In a new and very exciting development in 2010, PWMA granted permission for AWARE to conduct a series of Tracking and Anti-Poaching Training Courses for National Parks rangers in Chipinge National Park led by ex military Grade A Tracking Instructor Pete Clemence, and his son Bryce. The Basic Course, held in August, was a three-week long selection course designed to provide the basics of tracking, weapon handling, ‘contact’ training, map-work, and GPS use. Talented individuals were identified to proceed to the Intermediate Course, held in November. Graduates from this will proceed to the Advanced Course in 2011 with the objective being to finally establish an ‘elite’ unit capable of eliminating the threat of armed poachers. The importance of this training cannot be overstated. These rangers are expected to put their lives on the line every day to defend rhino against armed poachers. Due to a lack of resources within PWMA, they go on extended patrols with very limited equipment, in some cases little training, and at the end of the day for comparatively little reward. These courses provide the confidence for them to tackle any situation, and the interest being taken in them is a powerful motivator. In December AWARE facilitated a Ranger Training Workshop for PWMA trainers to standardise the ranger curriculum at a national level. The workshop was very encouraging and we look forward to assisting the PWMA training programme in 2011, with further courses to be run by Pete and Bryce in Parks all over the country. If anyone is interested in corporate sponsorship of this activity, please contact us.
SPANA's Dr Karen Reed gives Donkey Medicine Course
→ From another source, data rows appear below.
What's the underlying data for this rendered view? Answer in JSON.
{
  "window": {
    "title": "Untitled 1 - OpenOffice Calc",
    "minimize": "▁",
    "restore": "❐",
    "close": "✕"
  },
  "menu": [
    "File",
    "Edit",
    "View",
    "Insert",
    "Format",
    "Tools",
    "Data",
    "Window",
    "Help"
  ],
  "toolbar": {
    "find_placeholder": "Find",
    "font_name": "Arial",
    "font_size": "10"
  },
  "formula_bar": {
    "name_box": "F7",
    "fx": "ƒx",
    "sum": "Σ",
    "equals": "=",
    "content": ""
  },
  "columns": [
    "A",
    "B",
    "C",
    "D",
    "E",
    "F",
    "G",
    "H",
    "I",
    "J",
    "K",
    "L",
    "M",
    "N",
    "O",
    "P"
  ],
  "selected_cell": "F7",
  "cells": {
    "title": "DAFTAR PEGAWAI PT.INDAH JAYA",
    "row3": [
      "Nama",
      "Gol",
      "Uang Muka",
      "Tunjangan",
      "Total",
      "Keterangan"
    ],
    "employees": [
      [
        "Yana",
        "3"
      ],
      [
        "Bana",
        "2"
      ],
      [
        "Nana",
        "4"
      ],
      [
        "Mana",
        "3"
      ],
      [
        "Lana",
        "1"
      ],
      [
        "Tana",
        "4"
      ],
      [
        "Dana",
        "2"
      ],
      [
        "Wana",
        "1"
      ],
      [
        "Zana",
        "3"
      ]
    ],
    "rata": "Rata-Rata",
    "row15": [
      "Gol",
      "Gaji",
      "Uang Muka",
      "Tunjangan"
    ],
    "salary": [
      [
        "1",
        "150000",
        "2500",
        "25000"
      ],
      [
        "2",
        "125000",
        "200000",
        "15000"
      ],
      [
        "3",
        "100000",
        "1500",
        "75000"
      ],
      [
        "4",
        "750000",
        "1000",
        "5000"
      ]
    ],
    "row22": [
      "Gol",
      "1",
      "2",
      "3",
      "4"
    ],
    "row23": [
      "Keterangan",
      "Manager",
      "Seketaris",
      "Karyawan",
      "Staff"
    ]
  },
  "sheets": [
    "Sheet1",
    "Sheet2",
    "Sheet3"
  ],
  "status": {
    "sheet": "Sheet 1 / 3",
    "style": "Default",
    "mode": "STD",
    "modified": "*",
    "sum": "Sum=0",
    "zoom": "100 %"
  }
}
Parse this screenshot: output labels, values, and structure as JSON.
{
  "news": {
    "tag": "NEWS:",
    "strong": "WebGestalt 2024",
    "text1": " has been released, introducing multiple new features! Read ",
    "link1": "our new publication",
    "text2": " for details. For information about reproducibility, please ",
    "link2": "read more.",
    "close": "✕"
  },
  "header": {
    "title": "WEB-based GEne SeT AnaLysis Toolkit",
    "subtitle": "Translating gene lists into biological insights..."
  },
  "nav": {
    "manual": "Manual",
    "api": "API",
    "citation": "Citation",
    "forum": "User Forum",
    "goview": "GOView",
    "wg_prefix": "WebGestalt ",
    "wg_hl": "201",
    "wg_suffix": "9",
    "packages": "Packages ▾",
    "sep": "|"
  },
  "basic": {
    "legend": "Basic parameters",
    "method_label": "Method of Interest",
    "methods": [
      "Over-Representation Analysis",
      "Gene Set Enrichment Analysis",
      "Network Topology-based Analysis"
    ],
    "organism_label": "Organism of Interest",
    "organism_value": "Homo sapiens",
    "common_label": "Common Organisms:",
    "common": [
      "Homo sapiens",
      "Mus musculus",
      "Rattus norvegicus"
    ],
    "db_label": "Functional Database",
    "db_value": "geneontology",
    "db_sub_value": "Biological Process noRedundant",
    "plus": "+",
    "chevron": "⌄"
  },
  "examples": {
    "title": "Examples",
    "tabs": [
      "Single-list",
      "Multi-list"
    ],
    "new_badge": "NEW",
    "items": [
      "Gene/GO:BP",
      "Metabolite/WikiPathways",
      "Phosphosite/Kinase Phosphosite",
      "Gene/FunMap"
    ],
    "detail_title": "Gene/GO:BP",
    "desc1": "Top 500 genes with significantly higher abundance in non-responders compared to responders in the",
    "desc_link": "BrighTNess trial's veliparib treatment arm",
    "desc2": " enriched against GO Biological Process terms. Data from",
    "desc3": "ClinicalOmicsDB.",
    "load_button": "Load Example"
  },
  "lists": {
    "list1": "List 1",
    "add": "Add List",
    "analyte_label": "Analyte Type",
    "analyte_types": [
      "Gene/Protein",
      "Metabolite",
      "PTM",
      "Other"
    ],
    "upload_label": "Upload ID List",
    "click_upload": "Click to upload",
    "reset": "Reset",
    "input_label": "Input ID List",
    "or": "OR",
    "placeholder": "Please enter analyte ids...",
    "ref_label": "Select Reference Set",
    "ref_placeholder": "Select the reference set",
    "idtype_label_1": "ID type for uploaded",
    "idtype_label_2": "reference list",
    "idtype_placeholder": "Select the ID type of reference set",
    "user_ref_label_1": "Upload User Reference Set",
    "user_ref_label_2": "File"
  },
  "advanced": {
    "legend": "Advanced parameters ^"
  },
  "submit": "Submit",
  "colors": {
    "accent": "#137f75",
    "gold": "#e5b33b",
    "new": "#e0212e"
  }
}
Early March 2010 saw Communications and Veterinary Directors of SPANA, Simon Pope and Dr Karen Reed, come out from the UK to take a course in donkey medicine and welfare that was organised by AWARE in Gweru. 23 vets and animal health inspectors practising in rural areas where many donkeys are encountered were invited to the course. This included inspectors from the SPCA countrywide. A day of lectures was followed by a donkey clinic where 40 donkeys were treated for a range of veterinary problems including some spectacular abscesses and the usual axe and spear wounds and lameness problems. The course was very well received and all participants learnt alot and went away much more confident in dealing with donkey issues. Read more in March 2010 newsletter.
Zimbabwean wildlife vets attend inaugural wildlife diagnostics course in Pretoria
Drs Marabini and Dutlow were sponsored by Wildlife Conservation Society (WCS), based in America, to attend the inaugural ‘Practical Wildlife Disease Investigation’ course at the University of Pretoria in April 2009. AWARE Trust in turn sponsored Dr Chris Foggin of the Wildlife Veterinary Unit to attend this course.
The course was aimed at standardising veterinary diagnostic procedures within Trans Frontier Conservation Areas in Southern Africa, and was given by eminent South African wildlife vets.